[Website and app data records]
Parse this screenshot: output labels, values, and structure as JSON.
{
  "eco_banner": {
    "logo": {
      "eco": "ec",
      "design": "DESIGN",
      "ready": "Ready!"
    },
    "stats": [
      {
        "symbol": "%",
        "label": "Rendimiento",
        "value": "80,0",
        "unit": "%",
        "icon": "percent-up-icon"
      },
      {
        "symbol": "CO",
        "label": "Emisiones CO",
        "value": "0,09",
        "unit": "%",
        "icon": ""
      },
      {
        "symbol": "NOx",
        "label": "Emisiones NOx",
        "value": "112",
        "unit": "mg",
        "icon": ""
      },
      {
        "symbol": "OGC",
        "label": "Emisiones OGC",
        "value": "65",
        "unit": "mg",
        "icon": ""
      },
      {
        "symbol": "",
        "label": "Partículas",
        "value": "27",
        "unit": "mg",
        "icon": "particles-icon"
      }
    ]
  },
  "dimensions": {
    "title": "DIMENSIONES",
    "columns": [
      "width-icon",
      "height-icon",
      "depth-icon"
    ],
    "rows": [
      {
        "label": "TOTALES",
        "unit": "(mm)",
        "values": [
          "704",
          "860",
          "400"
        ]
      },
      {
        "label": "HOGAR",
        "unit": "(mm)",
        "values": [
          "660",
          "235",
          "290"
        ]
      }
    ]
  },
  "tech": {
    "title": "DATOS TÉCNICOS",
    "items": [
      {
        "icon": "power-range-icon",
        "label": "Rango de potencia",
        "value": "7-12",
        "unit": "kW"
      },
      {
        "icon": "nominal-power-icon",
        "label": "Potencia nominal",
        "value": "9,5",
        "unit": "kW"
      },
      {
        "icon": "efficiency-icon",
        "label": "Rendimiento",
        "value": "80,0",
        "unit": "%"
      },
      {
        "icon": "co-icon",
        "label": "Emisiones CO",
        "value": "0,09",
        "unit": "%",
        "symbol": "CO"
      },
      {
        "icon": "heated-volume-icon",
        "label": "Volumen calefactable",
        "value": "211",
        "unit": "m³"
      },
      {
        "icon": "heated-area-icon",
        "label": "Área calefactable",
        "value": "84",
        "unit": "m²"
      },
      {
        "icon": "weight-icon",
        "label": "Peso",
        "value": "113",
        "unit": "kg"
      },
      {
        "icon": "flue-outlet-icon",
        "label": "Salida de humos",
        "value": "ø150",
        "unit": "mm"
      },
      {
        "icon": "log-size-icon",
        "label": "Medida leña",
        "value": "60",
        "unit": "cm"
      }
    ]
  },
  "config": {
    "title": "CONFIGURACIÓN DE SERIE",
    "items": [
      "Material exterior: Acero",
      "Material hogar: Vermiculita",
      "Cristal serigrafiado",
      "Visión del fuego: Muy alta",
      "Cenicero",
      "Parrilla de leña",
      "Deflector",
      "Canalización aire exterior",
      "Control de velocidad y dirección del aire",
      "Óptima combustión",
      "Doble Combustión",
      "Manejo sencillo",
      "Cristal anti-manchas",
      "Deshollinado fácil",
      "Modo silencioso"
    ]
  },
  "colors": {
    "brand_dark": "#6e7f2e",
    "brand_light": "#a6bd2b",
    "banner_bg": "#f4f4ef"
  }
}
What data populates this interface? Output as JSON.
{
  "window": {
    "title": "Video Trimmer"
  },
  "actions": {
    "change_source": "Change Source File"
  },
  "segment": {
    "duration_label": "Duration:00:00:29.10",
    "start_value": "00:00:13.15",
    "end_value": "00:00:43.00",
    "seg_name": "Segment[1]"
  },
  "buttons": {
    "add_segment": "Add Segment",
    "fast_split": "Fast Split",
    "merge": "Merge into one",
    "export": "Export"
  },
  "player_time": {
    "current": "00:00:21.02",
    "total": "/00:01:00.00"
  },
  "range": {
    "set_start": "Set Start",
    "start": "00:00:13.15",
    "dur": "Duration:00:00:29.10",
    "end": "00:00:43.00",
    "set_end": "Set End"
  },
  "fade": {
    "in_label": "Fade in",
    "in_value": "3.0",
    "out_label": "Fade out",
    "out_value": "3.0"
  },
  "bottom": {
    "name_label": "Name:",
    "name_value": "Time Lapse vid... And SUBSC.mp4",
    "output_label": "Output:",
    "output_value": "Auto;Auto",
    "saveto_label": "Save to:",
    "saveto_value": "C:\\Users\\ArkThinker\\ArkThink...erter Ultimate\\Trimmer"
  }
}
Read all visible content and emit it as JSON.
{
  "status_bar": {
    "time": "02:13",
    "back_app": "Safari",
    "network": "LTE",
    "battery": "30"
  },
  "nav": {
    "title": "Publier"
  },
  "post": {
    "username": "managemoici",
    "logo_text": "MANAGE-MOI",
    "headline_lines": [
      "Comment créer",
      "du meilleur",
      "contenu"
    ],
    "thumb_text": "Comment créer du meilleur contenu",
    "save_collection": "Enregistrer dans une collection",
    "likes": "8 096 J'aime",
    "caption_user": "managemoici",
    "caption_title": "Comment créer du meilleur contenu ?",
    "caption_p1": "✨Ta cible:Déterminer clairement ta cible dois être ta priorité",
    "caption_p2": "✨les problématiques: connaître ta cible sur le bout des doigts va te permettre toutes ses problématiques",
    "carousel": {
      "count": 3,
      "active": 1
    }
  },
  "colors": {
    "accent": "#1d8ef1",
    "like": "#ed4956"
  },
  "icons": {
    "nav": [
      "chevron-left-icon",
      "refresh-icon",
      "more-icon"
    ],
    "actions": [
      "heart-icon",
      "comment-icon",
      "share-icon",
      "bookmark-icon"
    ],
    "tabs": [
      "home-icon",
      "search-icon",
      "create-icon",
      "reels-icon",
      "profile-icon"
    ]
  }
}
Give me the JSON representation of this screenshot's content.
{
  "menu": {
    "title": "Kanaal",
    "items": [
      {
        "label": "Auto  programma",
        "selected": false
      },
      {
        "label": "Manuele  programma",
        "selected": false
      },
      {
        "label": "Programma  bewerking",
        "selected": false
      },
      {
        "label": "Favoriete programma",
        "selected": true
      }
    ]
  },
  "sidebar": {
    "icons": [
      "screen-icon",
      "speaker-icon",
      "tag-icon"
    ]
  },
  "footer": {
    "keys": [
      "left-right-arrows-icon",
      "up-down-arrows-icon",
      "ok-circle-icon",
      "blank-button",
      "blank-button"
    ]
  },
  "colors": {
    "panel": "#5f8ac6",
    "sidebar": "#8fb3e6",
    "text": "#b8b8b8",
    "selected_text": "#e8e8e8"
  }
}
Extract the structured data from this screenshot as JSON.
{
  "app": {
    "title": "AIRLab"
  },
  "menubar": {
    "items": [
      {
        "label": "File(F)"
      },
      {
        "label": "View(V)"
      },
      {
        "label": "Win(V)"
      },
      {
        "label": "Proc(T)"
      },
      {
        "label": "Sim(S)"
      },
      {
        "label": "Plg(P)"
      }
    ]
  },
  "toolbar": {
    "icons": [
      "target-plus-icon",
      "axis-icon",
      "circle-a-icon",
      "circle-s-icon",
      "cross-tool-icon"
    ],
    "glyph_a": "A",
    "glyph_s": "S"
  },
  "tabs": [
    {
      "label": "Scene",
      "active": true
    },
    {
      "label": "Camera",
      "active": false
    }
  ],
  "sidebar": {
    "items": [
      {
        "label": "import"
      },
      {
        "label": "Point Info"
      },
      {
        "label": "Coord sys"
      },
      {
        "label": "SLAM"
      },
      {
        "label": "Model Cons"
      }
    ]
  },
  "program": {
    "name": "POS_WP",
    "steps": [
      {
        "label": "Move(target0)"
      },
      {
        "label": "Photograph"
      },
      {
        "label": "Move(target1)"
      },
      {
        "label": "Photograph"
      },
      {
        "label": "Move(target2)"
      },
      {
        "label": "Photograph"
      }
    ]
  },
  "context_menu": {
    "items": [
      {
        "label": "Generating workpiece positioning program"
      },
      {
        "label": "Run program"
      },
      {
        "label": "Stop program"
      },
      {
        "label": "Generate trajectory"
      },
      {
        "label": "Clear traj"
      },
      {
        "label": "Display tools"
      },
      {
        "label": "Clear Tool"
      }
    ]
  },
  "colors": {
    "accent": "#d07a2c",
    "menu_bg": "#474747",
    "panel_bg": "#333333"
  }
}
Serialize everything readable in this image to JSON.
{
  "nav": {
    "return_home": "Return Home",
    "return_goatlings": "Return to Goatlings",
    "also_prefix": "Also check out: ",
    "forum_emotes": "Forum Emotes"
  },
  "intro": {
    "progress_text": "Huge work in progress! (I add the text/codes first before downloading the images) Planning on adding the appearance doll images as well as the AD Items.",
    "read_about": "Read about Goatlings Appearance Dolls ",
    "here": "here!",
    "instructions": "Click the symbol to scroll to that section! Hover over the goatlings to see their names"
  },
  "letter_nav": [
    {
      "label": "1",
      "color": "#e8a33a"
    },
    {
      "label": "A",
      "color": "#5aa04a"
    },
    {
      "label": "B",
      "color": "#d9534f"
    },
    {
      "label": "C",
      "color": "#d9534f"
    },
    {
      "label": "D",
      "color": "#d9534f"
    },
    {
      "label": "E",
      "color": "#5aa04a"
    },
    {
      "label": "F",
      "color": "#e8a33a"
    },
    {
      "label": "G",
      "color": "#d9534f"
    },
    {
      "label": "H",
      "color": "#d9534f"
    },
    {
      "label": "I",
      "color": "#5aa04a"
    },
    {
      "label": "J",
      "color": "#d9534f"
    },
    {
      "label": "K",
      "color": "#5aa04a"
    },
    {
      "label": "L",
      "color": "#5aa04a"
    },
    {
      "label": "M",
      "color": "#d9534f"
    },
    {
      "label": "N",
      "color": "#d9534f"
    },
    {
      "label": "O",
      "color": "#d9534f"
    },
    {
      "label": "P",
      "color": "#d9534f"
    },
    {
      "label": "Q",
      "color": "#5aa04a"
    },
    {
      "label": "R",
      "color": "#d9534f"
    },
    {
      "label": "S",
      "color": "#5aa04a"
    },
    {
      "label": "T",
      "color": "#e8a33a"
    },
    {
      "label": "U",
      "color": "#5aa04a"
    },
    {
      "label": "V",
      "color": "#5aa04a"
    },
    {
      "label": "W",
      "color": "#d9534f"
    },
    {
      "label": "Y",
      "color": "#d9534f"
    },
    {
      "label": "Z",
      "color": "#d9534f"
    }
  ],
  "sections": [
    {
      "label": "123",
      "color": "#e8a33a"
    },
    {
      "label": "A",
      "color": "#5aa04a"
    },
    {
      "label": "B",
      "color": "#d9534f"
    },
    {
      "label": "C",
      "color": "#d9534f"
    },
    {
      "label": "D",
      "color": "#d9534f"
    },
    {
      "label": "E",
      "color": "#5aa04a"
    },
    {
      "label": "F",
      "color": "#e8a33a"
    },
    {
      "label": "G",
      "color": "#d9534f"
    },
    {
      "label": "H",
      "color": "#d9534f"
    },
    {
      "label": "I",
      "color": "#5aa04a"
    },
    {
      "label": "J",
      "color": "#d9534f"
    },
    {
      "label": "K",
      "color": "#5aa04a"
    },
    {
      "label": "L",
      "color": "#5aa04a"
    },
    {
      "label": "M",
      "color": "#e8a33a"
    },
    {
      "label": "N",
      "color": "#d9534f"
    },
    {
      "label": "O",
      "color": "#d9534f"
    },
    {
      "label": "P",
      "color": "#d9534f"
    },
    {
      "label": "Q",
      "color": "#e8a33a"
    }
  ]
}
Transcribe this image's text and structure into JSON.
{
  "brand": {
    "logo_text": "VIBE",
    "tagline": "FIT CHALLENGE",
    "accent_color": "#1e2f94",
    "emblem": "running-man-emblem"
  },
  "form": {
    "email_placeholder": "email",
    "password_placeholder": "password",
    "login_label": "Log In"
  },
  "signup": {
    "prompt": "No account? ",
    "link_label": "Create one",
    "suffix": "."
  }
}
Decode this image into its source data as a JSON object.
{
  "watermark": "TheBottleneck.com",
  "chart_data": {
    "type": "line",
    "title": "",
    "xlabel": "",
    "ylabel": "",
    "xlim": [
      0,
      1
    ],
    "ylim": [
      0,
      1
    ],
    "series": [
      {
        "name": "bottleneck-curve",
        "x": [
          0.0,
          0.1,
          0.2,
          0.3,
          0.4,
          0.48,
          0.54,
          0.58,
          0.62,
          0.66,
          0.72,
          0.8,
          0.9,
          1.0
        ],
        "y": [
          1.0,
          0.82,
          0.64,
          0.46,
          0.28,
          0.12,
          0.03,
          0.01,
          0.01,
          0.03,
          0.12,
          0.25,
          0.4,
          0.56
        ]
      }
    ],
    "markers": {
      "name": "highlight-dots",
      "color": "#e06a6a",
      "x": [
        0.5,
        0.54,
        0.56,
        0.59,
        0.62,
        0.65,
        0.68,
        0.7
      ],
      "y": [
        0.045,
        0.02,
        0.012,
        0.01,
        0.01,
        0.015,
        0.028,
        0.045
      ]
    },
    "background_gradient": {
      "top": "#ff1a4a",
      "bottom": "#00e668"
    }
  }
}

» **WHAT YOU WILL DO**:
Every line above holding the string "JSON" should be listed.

» **ANSWER SPACE**:
Parse this screenshot: output labels, values, and structure as JSON.
What data populates this interface? Output as JSON.
Read all visible content and emit it as JSON.
Give me the JSON representation of this screenshot's content.
Extract the structured data from this screenshot as JSON.
Serialize everything readable in this image to JSON.
Transcribe this image's text and structure into JSON.
Decode this image into its source data as a JSON object.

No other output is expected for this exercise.